abstract: This ethnography of nine internationally renowned avant-garde culinary groups in the US and Europe shows that they operate successfully despite having intentionally ambiguous (and hence uncertain and unstable) member roles and group goals. This is in contrast to the sizeable body of research suggesting that individuals and groups need clarity and stability to function effectively. I describe how this intentional ambiguity modifies group and interpersonal processes in these groups, then propose explanations for how these modifications might allow them to adapt to changing resources and environments and enable their members to teach and learn complex things such as house style. I conclude by showing how internal ambiguity supports adaptability and thus helps groups respond to external ambiguity.
TL;DR version: Ambiguity and uncertainty are not always bad. Wisely deployed, they can be beneficial for those in the business of innovation or working in unpredictable and rapidly changing environments.

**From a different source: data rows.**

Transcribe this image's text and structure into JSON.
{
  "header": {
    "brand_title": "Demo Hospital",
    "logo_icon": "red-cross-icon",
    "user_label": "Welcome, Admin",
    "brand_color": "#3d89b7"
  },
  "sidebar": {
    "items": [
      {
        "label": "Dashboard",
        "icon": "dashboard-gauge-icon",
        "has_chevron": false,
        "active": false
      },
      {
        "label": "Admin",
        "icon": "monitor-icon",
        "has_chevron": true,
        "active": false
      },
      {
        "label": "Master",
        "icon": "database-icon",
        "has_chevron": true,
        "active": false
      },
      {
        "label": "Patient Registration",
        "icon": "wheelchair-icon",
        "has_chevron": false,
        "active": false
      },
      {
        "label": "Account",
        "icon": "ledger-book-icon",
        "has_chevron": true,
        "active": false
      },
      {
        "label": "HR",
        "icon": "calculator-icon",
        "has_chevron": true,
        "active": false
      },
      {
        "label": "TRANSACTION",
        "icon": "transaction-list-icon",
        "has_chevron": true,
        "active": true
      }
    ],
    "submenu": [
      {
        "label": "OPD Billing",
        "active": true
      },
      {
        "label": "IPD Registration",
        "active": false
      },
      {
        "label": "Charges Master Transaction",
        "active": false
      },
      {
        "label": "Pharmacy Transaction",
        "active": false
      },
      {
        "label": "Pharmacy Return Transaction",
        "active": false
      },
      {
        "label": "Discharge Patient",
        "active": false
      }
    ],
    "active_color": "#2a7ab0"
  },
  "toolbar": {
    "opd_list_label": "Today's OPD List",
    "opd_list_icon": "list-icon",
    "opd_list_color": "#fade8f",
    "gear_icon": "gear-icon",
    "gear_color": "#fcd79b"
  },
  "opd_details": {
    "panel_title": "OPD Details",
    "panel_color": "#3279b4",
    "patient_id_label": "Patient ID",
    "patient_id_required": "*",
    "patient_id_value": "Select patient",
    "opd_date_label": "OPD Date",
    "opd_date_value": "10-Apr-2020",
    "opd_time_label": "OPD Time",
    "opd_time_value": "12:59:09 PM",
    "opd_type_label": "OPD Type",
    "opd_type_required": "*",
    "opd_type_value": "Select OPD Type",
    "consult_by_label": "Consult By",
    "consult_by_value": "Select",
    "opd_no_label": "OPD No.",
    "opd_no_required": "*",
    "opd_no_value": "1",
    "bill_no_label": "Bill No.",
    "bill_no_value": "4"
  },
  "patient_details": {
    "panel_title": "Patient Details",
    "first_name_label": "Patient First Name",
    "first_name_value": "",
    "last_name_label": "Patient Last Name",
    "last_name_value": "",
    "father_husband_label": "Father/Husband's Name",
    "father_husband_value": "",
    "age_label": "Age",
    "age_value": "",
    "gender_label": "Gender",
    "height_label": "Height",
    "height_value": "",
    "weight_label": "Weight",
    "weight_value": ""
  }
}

Which is nearly everyone working in a high-end restaurant, a startup, or an R&D group these days.
committee: Christopher Winship (co-chair), Amy Edmondson (co-chair), Jeffrey Polzer.